(Host) A federal judge has cleared the way for a trial next week on whether Vermont can regulate greenhouse gas pollution from cars.
Judge William Sessions rejected the state’s argument to rule in its favor without a trial.
The judge said a recent Supreme Court ruling did not address a central issue in the Vermont case.
And that is whether federal law supersedes the state’s greenhouse gas regulation.
VPR’s John Dillon reports:
(Dillon) Both sides had carefully studied the Supreme Court decision on greenhouse gas pollution before making their arguments.
The high court said carbon dioxide is a pollutant as defined by the Clean Air Act, and that the Environmental Protection Agency can regulate CO2 emissions from cars and trucks.
Vermont is in federal court defending state regulations that clamp down on CO2 pollution from vehicles. So the state argued on Wednesday that the Supreme Court ruling essentially gave it a slam dunk.
Lawyers representing Vermont’s side said the EPA has allowed states to enact their own air pollution rules so long as they follow California’s lead. Vermont is doing that, they said, and its efforts to regulate CO2 have now been sanctioned, in essence, by the Supreme Court.
But Judge William Sessions said basically, not so fast.
Sessions agreed with the auto industry that a fundamental issue of federal pre-emption remains. And he wants to go to trial to explore that issue.
The pre-emption theory goes like this: A federal law that allows the Transportation Administration to regulate fuel economy pre-empts any state effort to control fuel economy. The industry says the state’s attempt to regulate CO2 is similar to controlling fuel economy. So it says states are blocked – pre-empted by this federal law.
Judge Sessions addressed the issue in court. He said the Supreme Court decision had language that both sides can use.

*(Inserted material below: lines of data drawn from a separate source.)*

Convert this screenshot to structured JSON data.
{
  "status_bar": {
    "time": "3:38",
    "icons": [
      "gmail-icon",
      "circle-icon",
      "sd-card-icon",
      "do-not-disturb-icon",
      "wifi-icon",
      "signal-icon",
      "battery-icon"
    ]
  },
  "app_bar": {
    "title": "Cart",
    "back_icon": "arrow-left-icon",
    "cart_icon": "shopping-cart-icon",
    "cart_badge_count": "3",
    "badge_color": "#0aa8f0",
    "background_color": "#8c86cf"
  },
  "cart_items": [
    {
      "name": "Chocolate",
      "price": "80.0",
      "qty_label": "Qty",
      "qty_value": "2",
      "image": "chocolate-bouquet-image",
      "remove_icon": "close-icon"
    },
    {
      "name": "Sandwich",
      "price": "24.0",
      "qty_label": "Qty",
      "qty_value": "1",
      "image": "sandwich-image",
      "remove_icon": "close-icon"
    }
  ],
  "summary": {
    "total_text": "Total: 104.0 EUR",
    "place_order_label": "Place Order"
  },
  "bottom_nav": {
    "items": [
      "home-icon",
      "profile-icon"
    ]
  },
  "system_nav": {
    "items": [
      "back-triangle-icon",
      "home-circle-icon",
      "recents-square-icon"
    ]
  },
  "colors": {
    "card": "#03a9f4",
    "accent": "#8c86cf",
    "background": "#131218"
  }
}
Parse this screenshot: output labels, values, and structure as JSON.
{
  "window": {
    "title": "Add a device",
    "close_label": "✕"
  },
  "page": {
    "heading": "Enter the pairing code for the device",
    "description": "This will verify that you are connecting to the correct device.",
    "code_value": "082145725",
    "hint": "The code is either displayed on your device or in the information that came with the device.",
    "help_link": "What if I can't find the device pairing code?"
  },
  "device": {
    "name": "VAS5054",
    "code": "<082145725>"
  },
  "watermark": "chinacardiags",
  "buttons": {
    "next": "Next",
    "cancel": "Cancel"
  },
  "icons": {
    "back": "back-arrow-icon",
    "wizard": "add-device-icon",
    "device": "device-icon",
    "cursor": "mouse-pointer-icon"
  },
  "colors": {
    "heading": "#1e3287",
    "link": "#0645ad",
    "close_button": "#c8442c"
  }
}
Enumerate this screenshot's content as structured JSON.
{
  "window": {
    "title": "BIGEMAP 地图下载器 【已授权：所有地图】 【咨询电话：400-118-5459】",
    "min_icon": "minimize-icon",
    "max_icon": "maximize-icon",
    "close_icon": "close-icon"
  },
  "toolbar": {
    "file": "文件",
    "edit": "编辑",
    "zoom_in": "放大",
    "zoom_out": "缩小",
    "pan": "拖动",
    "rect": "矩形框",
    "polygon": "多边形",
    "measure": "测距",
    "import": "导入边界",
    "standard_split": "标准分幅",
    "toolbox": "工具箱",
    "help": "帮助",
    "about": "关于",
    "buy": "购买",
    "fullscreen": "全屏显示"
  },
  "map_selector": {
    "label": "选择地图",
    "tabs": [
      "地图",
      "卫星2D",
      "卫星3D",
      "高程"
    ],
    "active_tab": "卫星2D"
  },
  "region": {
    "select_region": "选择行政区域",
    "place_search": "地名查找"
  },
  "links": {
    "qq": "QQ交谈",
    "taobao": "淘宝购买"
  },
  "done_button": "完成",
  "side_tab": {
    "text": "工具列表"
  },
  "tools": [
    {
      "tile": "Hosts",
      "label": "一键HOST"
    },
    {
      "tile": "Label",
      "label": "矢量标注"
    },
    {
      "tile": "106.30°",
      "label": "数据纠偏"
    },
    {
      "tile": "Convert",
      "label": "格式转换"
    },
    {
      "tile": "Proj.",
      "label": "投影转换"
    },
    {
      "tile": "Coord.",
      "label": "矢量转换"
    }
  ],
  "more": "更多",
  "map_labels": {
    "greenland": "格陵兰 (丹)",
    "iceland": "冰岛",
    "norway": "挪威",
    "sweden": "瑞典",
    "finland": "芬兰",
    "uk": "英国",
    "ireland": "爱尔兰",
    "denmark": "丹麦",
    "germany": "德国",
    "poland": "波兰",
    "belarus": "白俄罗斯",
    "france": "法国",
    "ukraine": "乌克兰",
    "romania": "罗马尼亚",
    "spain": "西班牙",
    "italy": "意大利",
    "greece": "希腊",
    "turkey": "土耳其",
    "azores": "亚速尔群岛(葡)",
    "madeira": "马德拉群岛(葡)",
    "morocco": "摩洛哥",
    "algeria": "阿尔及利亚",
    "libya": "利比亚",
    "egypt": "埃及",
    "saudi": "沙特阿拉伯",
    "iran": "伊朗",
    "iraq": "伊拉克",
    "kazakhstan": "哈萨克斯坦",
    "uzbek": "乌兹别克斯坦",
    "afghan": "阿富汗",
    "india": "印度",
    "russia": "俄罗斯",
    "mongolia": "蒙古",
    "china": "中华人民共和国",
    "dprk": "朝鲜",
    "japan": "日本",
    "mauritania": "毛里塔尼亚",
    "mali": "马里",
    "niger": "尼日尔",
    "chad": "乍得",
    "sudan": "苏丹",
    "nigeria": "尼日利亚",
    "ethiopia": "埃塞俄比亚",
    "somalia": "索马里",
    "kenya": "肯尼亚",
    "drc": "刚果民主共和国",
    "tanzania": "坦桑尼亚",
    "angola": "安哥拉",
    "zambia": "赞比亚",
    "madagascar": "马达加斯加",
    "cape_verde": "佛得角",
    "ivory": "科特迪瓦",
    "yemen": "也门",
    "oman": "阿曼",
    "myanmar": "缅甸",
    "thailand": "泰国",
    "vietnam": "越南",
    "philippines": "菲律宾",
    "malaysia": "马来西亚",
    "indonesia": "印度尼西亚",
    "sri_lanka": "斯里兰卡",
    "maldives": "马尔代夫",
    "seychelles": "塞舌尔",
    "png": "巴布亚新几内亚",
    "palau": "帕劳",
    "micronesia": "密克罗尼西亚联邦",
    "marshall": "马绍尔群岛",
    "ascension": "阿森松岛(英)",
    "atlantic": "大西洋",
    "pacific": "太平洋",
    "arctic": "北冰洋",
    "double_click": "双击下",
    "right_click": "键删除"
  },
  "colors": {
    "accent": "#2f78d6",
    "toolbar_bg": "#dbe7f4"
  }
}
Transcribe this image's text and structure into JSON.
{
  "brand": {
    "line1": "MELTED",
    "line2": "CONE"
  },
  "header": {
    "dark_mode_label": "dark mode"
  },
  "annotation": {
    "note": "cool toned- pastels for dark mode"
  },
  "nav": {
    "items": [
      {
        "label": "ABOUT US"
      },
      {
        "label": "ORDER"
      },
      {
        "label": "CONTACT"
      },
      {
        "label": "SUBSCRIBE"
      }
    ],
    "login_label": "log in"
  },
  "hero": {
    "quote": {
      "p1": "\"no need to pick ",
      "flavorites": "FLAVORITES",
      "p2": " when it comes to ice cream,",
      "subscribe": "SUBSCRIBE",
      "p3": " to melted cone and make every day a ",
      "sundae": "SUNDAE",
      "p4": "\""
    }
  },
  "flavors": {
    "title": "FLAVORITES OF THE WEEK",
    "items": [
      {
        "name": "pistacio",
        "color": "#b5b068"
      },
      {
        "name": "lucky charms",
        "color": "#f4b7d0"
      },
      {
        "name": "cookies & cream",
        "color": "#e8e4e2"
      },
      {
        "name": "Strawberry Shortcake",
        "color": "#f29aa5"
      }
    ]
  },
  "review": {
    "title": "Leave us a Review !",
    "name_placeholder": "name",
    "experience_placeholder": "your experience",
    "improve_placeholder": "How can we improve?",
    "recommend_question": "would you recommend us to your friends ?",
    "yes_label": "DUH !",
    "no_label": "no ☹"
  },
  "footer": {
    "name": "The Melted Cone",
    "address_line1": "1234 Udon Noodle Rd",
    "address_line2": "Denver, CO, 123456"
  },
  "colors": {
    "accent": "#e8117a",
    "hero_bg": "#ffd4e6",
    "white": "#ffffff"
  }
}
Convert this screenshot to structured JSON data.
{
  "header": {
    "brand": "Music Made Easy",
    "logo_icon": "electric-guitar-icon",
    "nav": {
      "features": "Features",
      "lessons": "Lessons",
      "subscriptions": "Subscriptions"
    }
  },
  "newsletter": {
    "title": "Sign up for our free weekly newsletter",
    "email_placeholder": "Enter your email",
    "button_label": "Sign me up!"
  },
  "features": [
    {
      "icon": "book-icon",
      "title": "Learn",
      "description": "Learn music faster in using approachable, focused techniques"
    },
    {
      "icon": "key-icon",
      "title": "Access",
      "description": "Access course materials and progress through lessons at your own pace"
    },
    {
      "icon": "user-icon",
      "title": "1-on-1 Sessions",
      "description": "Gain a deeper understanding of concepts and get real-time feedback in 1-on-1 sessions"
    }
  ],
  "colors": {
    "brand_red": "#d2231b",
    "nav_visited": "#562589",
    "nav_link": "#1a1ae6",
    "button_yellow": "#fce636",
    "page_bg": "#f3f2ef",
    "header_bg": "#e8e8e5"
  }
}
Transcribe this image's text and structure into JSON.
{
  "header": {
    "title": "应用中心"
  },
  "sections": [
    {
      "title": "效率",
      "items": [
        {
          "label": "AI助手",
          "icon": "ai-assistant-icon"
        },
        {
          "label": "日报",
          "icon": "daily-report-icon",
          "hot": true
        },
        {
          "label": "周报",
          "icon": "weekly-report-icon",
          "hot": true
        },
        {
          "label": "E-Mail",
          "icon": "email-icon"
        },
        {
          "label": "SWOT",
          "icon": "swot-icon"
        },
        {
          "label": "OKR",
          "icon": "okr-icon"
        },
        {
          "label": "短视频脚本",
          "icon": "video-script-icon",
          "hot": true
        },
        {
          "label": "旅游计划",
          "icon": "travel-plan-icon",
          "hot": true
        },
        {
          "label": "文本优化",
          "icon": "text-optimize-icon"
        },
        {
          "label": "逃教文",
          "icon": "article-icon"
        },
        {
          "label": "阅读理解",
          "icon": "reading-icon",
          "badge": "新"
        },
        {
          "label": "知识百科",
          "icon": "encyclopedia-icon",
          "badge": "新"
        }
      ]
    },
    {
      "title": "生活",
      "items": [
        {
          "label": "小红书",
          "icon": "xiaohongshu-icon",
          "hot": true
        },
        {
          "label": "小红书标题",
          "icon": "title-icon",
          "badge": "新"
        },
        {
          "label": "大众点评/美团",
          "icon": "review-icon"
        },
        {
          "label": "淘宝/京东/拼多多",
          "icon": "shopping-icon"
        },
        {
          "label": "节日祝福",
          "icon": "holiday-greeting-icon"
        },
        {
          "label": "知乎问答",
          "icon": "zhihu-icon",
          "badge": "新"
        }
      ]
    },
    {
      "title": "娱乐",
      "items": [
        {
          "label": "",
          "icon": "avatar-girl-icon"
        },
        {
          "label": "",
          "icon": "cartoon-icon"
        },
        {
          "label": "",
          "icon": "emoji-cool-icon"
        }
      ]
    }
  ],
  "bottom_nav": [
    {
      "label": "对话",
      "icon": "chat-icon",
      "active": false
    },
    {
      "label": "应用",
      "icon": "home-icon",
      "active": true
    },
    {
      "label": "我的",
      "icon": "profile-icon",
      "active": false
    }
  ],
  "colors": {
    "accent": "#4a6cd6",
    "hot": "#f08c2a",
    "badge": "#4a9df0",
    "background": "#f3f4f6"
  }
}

But, the judge also said this “As to the ultimate question of whether the California regulations are preempted That is not addressed.”
So he said a trial is needed.
(Sounds of the street)
(Dillon) Outside the court room, auto industry lawyer Andrew Clubok said his side is ready for its day in court.
(Clubok) “And we’re going to show that the regulation causes economic hardship. It’s going to eliminate consumer choice for folks here in Vermont and elsewhere want to purchase. It’s going to increase motor vehicle accidents and it’s going to actually lead to more pollution. And those are the facts that we are going to present at trial. And we’re happy the court is giving us the opportunity to present those facts.”
(Dillon) The state and the environmental groups who are helping with the case say they expect to hear some familiar arguments from the car industry next week.
(Hinchman) “The auto makers have a tragic history of crying wolf.”
(Dillon) Steve Hinchman is an attorney with the Conservation Law Foundation. He says the industry always complains that regulations are unaffordable, and unworkable.
(Hinchman) “Whether it was seatbelts, catalytic converters, or airbags they’ve said the same thing every time. As a matter fact, on catalytic converters they went to Congress and said, if you force us to do this not only we will go bankrupt, we will drag the whole national economy down with us.’ Of course we all know catalytic converters were cheap, affordable, a great idea, made huge improvements to air quality, didn’t hurt the consumer, they actually improved fuel efficiency.”
(Dillon) Vermont is not alone is requiring the industry to control CO2. Nine other states have adopted California’s clean car rules. The industry has sued in several states to block those rules, but the Vermont case is the first to go to trial.
The trial starts next week.
For VPR News, I’m John Dillon in Burlington.